View from the road.
St Monans Kirk and graveyard
St Monans Kirk and graveyard
St Monans Kirk and graveyard
St Monans Kirk and graveyard
View from the church Wall
View from the church Wall
St Monans Kirk and graveyard
St Monans Kirk and graveyard
Beautiful Windows
Beautiful Blue door of St Monans Kirk
View from slope of St Monans Kirk and Graveyard
St Monans Kirk and graveyard
View from parking lot of St Monans Kirk and graveyard

Our next stop was St Monans harbor and the Wellie boot garden.

Next on my places of interest list was the Wellie Boot Garden. I have seen so many photos of it on Instagram and just had to capture it for myself. I had a bit of a struggle with the sun and the wet ground but I got it done in the end.

I just love the way they utilized the old Welly Boots as planters for the flowers.

The view from the slipway was also very beautiful. I just had to take some photos of the boats on the water.

Thank you for joining us for our visit to St Monans. Hope you enjoyed it as much as we did.

Till next time. Stay safe.

Coreen

“If you can dream it, you can do it.”

Walt Disney

13 August 2019: Day 3 of our Grand Tour of Scotland : Part 6

Good day everyone,

Oh my word this morning I am freezing. Hope you are all still healthy and staying safe.

Okay let’s continue our Grand Tour of Scotland.

Our next stop was Letham Glen. It was not even on my places of interest. In 2010 dad had his colon removed due to cancer. So if dad has to go there are not much time you must get him to a bathroom as soon as possible. This was also a reason why all our stops are so close together just in case.

I wondered around and took a few photo’s while waiting for dad.

Letham Glen Sunken Garden
Letham Glen Sunken Garden
Letham Glen Sunken Garden
Letham Glen Sunken Garden

The Sunken Garden at Letham Glen was the towns former swimmingpool in the 1930’s. They have turned it into a beautiful garden. I was impressed.

Our next stop was the standing stones of Lundin. But oh my hat did we struggle to get to it. First of all the GPS says your destination is on your left side, you have reached your destination. When we look around all we see is houses on the left and a golf club on the right hand side.

We drove past our destination at least 4 times when I told my dad that’s it I am not going to search anymore… Then I spotted it through one of the houses gates opening up on the golf course. Okay now we know where it is. Now how to get to it. So we followed a dirt road and there it was. But I had to go through someones backyard to get to the golf course. The groundskeeper told me the man get’s very difficult when he spots tourists in his backyard. But that’s the only way to get there….
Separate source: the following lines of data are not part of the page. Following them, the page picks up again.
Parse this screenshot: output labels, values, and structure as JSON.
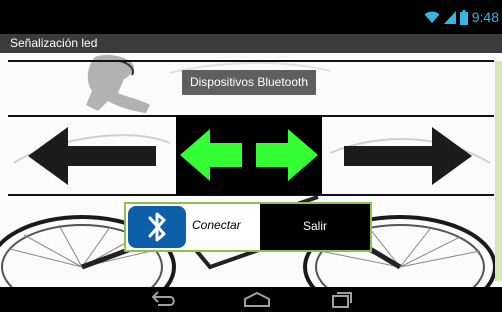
{
  "status_bar": {
    "time": "9:48",
    "icons": [
      "wifi-icon",
      "signal-icon",
      "battery-icon"
    ],
    "accent_color": "#35b6e3"
  },
  "app": {
    "title": "Señalización led"
  },
  "toast": {
    "text": "Dispositivos Bluetooth"
  },
  "controls": {
    "left_arrow_icon": "arrow-left-icon",
    "right_arrow_icon": "arrow-right-icon",
    "led_indicator_icons": [
      "green-arrow-left-icon",
      "green-arrow-right-icon"
    ],
    "led_color": "#33ff33"
  },
  "buttons": {
    "connect_label": "Conectar",
    "connect_icon": "bluetooth-icon",
    "exit_label": "Salir",
    "border_color": "#8bc34a"
  },
  "nav_bar": {
    "icons": [
      "back-icon",
      "home-icon",
      "recents-icon"
    ]
  }
}
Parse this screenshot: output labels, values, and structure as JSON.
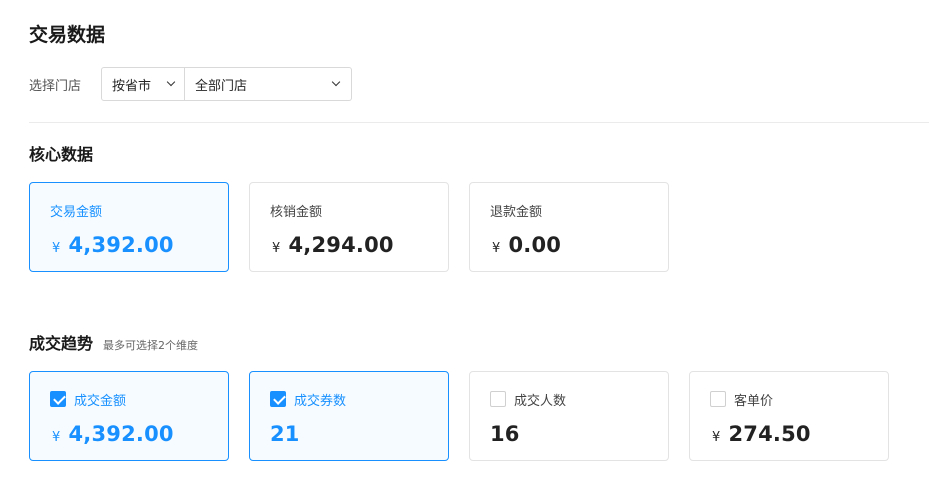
{
  "page": {
    "title": "交易数据"
  },
  "filter": {
    "label": "选择门店",
    "scope_select": "按省市",
    "store_select": "全部门店"
  },
  "core": {
    "title": "核心数据",
    "cards": [
      {
        "label": "交易金额",
        "currency": "¥",
        "value": "4,392.00",
        "active": true
      },
      {
        "label": "核销金额",
        "currency": "¥",
        "value": "4,294.00",
        "active": false
      },
      {
        "label": "退款金额",
        "currency": "¥",
        "value": "0.00",
        "active": false
      }
    ]
  },
  "trend": {
    "title": "成交趋势",
    "hint": "最多可选择2个维度",
    "cards": [
      {
        "label": "成交金额",
        "currency": "¥",
        "value": "4,392.00",
        "checked": true
      },
      {
        "label": "成交券数",
        "currency": "",
        "value": "21",
        "checked": true
      },
      {
        "label": "成交人数",
        "currency": "",
        "value": "16",
        "checked": false
      },
      {
        "label": "客单价",
        "currency": "¥",
        "value": "274.50",
        "checked": false
      }
    ]
  },
  "colors": {
    "accent": "#1890ff",
    "active_bg": "#f5fbff",
    "border": "#e3e3e3"
  }
}
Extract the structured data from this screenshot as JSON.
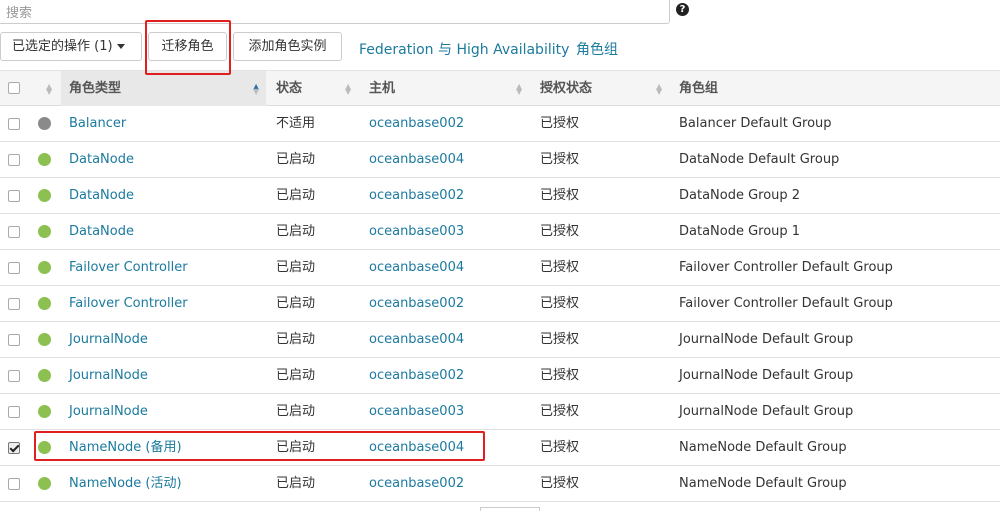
{
  "search": {
    "placeholder": "搜索",
    "help_icon": "question-circle-icon"
  },
  "toolbar": {
    "actions_label": "已选定的操作 (1)",
    "migrate_label": "迁移角色",
    "add_instance_label": "添加角色实例",
    "federation_link": "Federation 与 High Availability",
    "role_groups_link": "角色组"
  },
  "table": {
    "headers": {
      "role_type": "角色类型",
      "status": "状态",
      "host": "主机",
      "auth_status": "授权状态",
      "role_group": "角色组"
    },
    "sorted_column": "role_type",
    "rows": [
      {
        "checked": false,
        "health": "gray",
        "role": "Balancer",
        "status": "不适用",
        "host": "oceanbase002",
        "auth": "已授权",
        "group": "Balancer Default Group"
      },
      {
        "checked": false,
        "health": "green",
        "role": "DataNode",
        "status": "已启动",
        "host": "oceanbase004",
        "auth": "已授权",
        "group": "DataNode Default Group"
      },
      {
        "checked": false,
        "health": "green",
        "role": "DataNode",
        "status": "已启动",
        "host": "oceanbase002",
        "auth": "已授权",
        "group": "DataNode Group 2"
      },
      {
        "checked": false,
        "health": "green",
        "role": "DataNode",
        "status": "已启动",
        "host": "oceanbase003",
        "auth": "已授权",
        "group": "DataNode Group 1"
      },
      {
        "checked": false,
        "health": "green",
        "role": "Failover Controller",
        "status": "已启动",
        "host": "oceanbase004",
        "auth": "已授权",
        "group": "Failover Controller Default Group"
      },
      {
        "checked": false,
        "health": "green",
        "role": "Failover Controller",
        "status": "已启动",
        "host": "oceanbase002",
        "auth": "已授权",
        "group": "Failover Controller Default Group"
      },
      {
        "checked": false,
        "health": "green",
        "role": "JournalNode",
        "status": "已启动",
        "host": "oceanbase004",
        "auth": "已授权",
        "group": "JournalNode Default Group"
      },
      {
        "checked": false,
        "health": "green",
        "role": "JournalNode",
        "status": "已启动",
        "host": "oceanbase002",
        "auth": "已授权",
        "group": "JournalNode Default Group"
      },
      {
        "checked": false,
        "health": "green",
        "role": "JournalNode",
        "status": "已启动",
        "host": "oceanbase003",
        "auth": "已授权",
        "group": "JournalNode Default Group"
      },
      {
        "checked": true,
        "health": "green",
        "role": "NameNode (备用)",
        "status": "已启动",
        "host": "oceanbase004",
        "auth": "已授权",
        "group": "NameNode Default Group"
      },
      {
        "checked": false,
        "health": "green",
        "role": "NameNode (活动)",
        "status": "已启动",
        "host": "oceanbase002",
        "auth": "已授权",
        "group": "NameNode Default Group"
      }
    ]
  },
  "colors": {
    "link": "#1b7a9e",
    "health_green": "#8cc152",
    "health_gray": "#8a8a8a",
    "highlight_red": "#e0201e"
  }
}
I did not come this far just to give up. So dad waited in the car while I invaded the poor man’s privacy. Luckily he was not there so I climbed over the wall onto the golf course, took a few photo’s and climbed back again.

I got to the car and just as I pulled away the owner arrived…. That’s what I call timing…..

Standing Stones of Lundin
Standing Stones of Lundin
Standing Stones of Lundin

“On the second hole of the Lundin Links Ladies Golf Course (which incidentally is the oldest women’s golf course in the world), stands a trio of prehistoric stones, looking wonderfully out of place against the manicured landscape.

The huge megaliths stand between 14 to 17 feet tall. Crookedly shaped and made of sandstone, the pillars are believed to date back to the Bronze age, around the 2nd millennium BCE. Legend holds that the site was used by the Druids for ancient rituals.

Druidic rituals or not, it is likely that the three standing stones are the remains of an ancient stone circle. There used to be at least four pillars, but one stone went missing in the 18th century.”

Borrowed from Atlas Obscura

That’s all for now friends. Thank you for stopping by. Hope you are still enjoying our Grand Tour of Scotland with us.

Till Next time. Stay safe.

Coreen

“If you can dream it, you can do it.”

Walt Disney